TASK:
The goal here is an exact copy of the entries below, without their pictures.

INPUT MATERIAL Start Marker

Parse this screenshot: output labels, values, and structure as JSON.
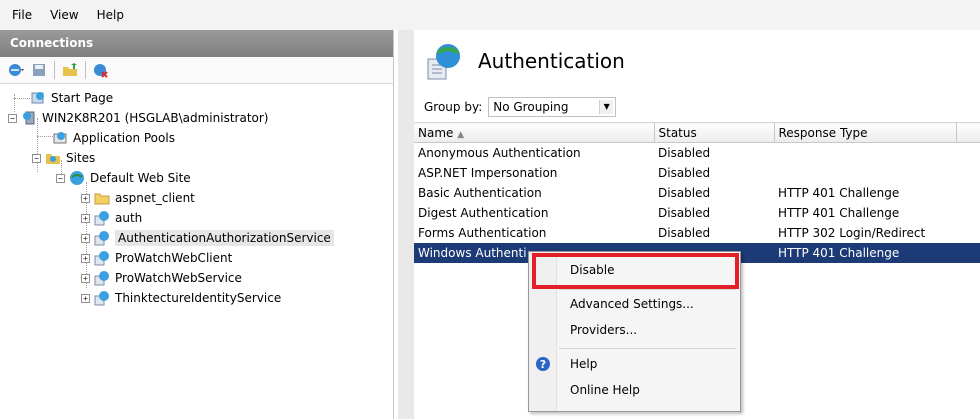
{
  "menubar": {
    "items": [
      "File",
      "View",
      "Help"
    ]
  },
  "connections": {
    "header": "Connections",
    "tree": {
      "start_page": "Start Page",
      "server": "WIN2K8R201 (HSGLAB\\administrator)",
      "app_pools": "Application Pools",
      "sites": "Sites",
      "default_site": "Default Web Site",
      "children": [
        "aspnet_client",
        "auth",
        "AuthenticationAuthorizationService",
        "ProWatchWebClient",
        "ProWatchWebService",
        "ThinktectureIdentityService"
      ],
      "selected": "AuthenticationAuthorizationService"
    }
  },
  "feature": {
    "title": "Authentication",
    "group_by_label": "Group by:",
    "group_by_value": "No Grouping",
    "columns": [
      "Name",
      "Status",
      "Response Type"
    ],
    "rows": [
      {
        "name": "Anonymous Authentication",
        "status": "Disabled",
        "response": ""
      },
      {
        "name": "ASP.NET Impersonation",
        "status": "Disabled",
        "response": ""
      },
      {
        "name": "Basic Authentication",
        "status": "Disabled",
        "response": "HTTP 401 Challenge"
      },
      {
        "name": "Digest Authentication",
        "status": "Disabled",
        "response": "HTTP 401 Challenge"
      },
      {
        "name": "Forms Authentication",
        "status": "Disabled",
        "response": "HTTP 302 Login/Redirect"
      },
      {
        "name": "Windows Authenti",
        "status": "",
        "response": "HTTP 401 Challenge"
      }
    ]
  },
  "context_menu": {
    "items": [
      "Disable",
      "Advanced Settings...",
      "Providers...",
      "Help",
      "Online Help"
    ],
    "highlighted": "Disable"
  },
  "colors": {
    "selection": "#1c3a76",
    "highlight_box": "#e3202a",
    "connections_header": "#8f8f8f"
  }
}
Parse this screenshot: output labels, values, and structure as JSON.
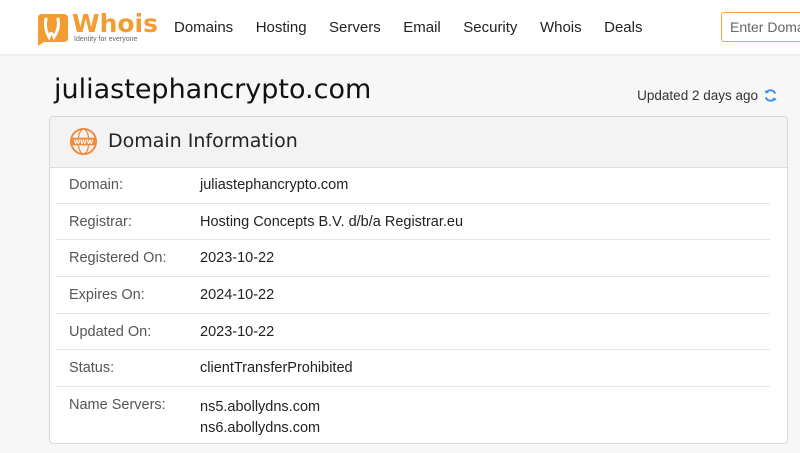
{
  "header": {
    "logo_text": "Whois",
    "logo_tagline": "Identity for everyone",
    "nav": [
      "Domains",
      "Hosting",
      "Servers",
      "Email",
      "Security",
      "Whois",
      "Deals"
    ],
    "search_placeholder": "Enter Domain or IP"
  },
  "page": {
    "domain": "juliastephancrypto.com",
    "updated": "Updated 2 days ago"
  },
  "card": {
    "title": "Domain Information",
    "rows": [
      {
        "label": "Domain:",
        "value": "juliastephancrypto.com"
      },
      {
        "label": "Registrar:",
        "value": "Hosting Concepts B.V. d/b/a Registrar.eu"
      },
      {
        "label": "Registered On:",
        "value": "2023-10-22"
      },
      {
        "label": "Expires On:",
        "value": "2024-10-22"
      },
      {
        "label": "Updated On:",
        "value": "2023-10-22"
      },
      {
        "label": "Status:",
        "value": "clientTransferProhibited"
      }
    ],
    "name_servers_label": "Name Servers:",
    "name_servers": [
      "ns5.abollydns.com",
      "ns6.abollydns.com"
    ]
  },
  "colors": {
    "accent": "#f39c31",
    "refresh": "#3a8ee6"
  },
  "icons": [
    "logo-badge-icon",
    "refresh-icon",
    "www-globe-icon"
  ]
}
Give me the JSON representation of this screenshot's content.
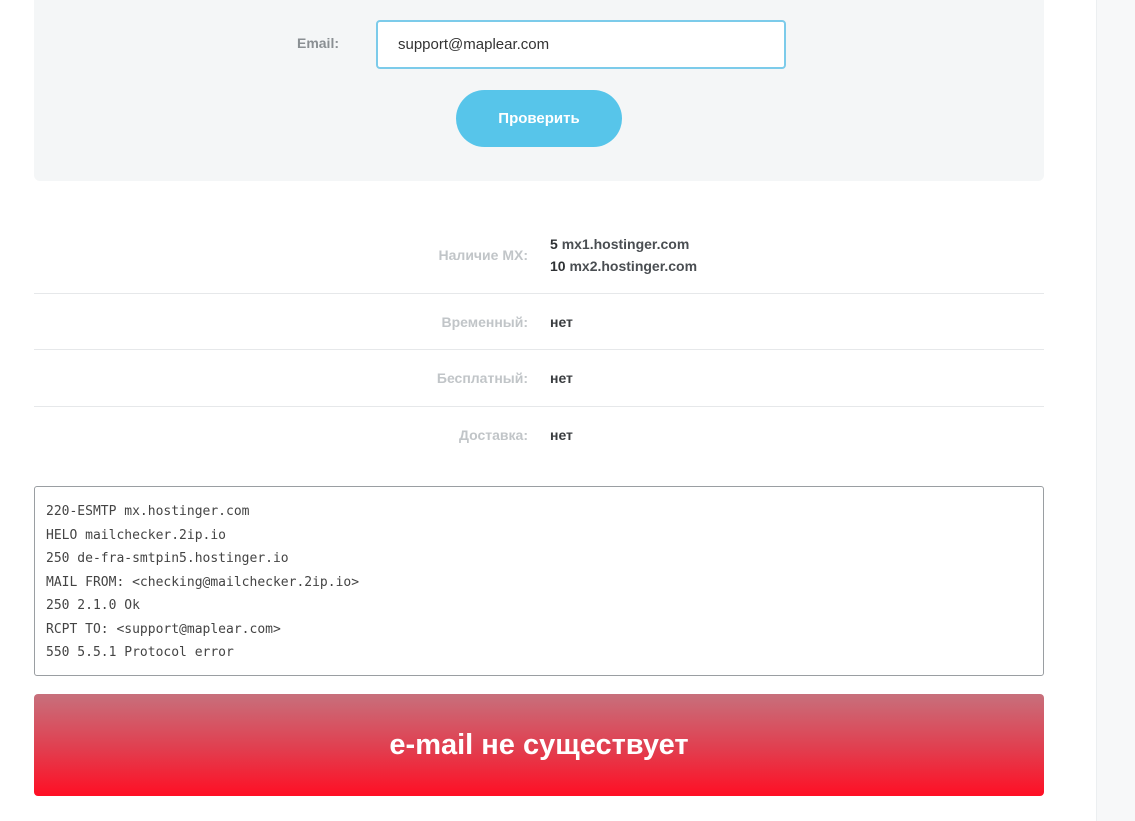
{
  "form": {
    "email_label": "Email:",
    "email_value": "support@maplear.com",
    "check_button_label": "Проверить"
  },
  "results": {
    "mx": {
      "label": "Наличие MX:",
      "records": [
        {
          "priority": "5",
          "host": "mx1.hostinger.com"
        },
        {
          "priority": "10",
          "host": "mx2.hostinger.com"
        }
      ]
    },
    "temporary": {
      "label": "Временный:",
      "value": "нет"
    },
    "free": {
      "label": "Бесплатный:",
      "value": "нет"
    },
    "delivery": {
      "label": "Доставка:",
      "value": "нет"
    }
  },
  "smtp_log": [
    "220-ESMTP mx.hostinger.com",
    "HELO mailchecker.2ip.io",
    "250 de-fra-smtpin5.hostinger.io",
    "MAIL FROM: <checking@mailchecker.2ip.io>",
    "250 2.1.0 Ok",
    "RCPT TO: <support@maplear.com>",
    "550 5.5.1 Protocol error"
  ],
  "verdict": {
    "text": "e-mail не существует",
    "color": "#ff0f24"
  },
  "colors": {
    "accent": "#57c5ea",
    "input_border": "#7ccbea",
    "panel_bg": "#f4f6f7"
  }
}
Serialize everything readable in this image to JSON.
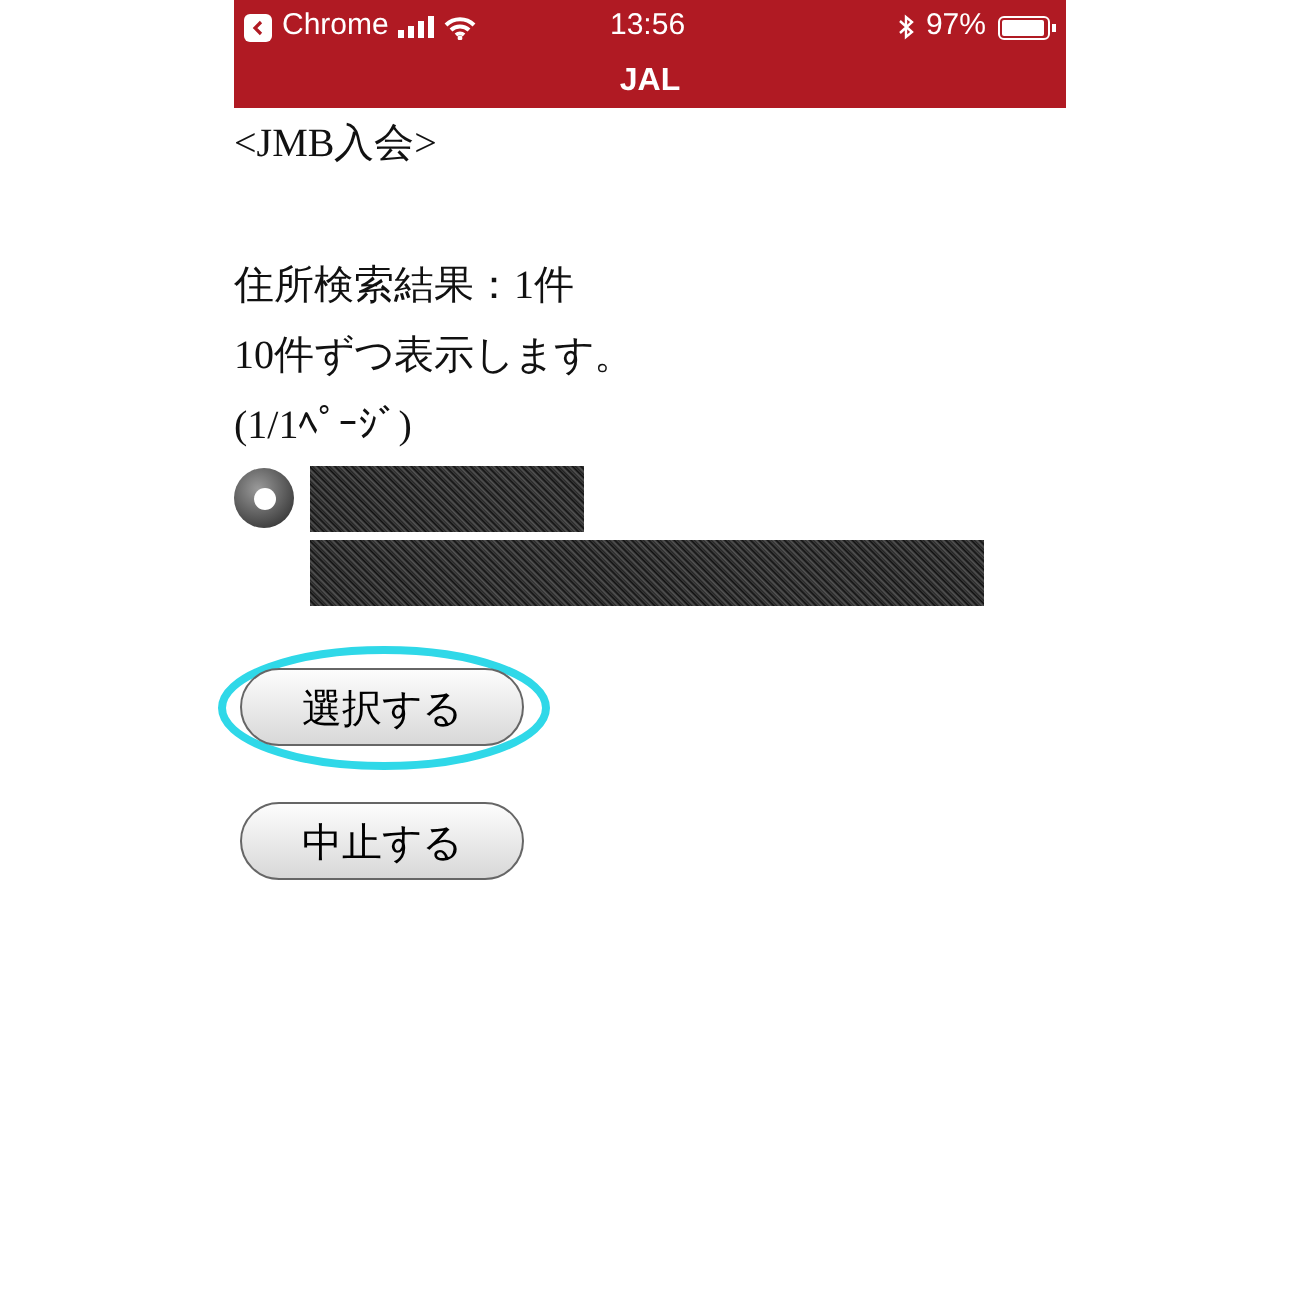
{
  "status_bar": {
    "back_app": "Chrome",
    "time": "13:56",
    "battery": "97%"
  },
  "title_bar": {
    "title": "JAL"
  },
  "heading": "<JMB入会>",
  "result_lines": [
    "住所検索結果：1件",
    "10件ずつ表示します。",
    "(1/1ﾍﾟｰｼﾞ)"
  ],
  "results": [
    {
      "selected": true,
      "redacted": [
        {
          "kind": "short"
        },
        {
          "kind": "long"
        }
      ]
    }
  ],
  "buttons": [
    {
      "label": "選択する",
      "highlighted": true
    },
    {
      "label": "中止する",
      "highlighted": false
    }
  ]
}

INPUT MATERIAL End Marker

SOLUTION TO THIS TASK:
Parse this screenshot: output labels, values, and structure as JSON.
{
  "menubar": {
    "items": [
      "File",
      "View",
      "Help"
    ]
  },
  "connections": {
    "header": "Connections",
    "tree": {
      "start_page": "Start Page",
      "server": "WIN2K8R201 (HSGLAB\\administrator)",
      "app_pools": "Application Pools",
      "sites": "Sites",
      "default_site": "Default Web Site",
      "children": [
        "aspnet_client",
        "auth",
        "AuthenticationAuthorizationService",
        "ProWatchWebClient",
        "ProWatchWebService",
        "ThinktectureIdentityService"
      ],
      "selected": "AuthenticationAuthorizationService"
    }
  },
  "feature": {
    "title": "Authentication",
    "group_by_label": "Group by:",
    "group_by_value": "No Grouping",
    "columns": [
      "Name",
      "Status",
      "Response Type"
    ],
    "rows": [
      {
        "name": "Anonymous Authentication",
        "status": "Disabled",
        "response": ""
      },
      {
        "name": "ASP.NET Impersonation",
        "status": "Disabled",
        "response": ""
      },
      {
        "name": "Basic Authentication",
        "status": "Disabled",
        "response": "HTTP 401 Challenge"
      },
      {
        "name": "Digest Authentication",
        "status": "Disabled",
        "response": "HTTP 401 Challenge"
      },
      {
        "name": "Forms Authentication",
        "status": "Disabled",
        "response": "HTTP 302 Login/Redirect"
      },
      {
        "name": "Windows Authenti",
        "status": "",
        "response": "HTTP 401 Challenge"
      }
    ]
  },
  "context_menu": {
    "items": [
      "Disable",
      "Advanced Settings...",
      "Providers...",
      "Help",
      "Online Help"
    ],
    "highlighted": "Disable"
  },
  "colors": {
    "selection": "#1c3a76",
    "highlight_box": "#e3202a",
    "connections_header": "#8f8f8f"
  }
}
Parse this screenshot: output labels, values, and structure as JSON.
{
  "header": {
    "logo_text": "Whois",
    "logo_tagline": "Identity for everyone",
    "nav": [
      "Domains",
      "Hosting",
      "Servers",
      "Email",
      "Security",
      "Whois",
      "Deals"
    ],
    "search_placeholder": "Enter Domain or IP"
  },
  "page": {
    "domain": "juliastephancrypto.com",
    "updated": "Updated 2 days ago"
  },
  "card": {
    "title": "Domain Information",
    "rows": [
      {
        "label": "Domain:",
        "value": "juliastephancrypto.com"
      },
      {
        "label": "Registrar:",
        "value": "Hosting Concepts B.V. d/b/a Registrar.eu"
      },
      {
        "label": "Registered On:",
        "value": "2023-10-22"
      },
      {
        "label": "Expires On:",
        "value": "2024-10-22"
      },
      {
        "label": "Updated On:",
        "value": "2023-10-22"
      },
      {
        "label": "Status:",
        "value": "clientTransferProhibited"
      }
    ],
    "name_servers_label": "Name Servers:",
    "name_servers": [
      "ns5.abollydns.com",
      "ns6.abollydns.com"
    ]
  },
  "colors": {
    "accent": "#f39c31",
    "refresh": "#3a8ee6"
  },
  "icons": [
    "logo-badge-icon",
    "refresh-icon",
    "www-globe-icon"
  ]
}
Give me the JSON representation of this screenshot's content.
{
  "form": {
    "email_label": "Email:",
    "email_value": "support@maplear.com",
    "check_button_label": "Проверить"
  },
  "results": {
    "mx": {
      "label": "Наличие MX:",
      "records": [
        {
          "priority": "5",
          "host": "mx1.hostinger.com"
        },
        {
          "priority": "10",
          "host": "mx2.hostinger.com"
        }
      ]
    },
    "temporary": {
      "label": "Временный:",
      "value": "нет"
    },
    "free": {
      "label": "Бесплатный:",
      "value": "нет"
    },
    "delivery": {
      "label": "Доставка:",
      "value": "нет"
    }
  },
  "smtp_log": [
    "220-ESMTP mx.hostinger.com",
    "HELO mailchecker.2ip.io",
    "250 de-fra-smtpin5.hostinger.io",
    "MAIL FROM: <checking@mailchecker.2ip.io>",
    "250 2.1.0 Ok",
    "RCPT TO: <support@maplear.com>",
    "550 5.5.1 Protocol error"
  ],
  "verdict": {
    "text": "e-mail не существует",
    "color": "#ff0f24"
  },
  "colors": {
    "accent": "#57c5ea",
    "input_border": "#7ccbea",
    "panel_bg": "#f4f6f7"
  }
}
Serialize everything readable in this image to JSON.
{
  "status_bar": {
    "back_app": "Chrome",
    "time": "13:56",
    "battery": "97%"
  },
  "title_bar": {
    "title": "JAL"
  },
  "heading": "<JMB入会>",
  "result_lines": [
    "住所検索結果：1件",
    "10件ずつ表示します。",
    "(1/1ﾍﾟｰｼﾞ)"
  ],
  "results": [
    {
      "selected": true,
      "redacted": [
        {
          "kind": "short"
        },
        {
          "kind": "long"
        }
      ]
    }
  ],
  "buttons": [
    {
      "label": "選択する",
      "highlighted": true
    },
    {
      "label": "中止する",
      "highlighted": false
    }
  ]
}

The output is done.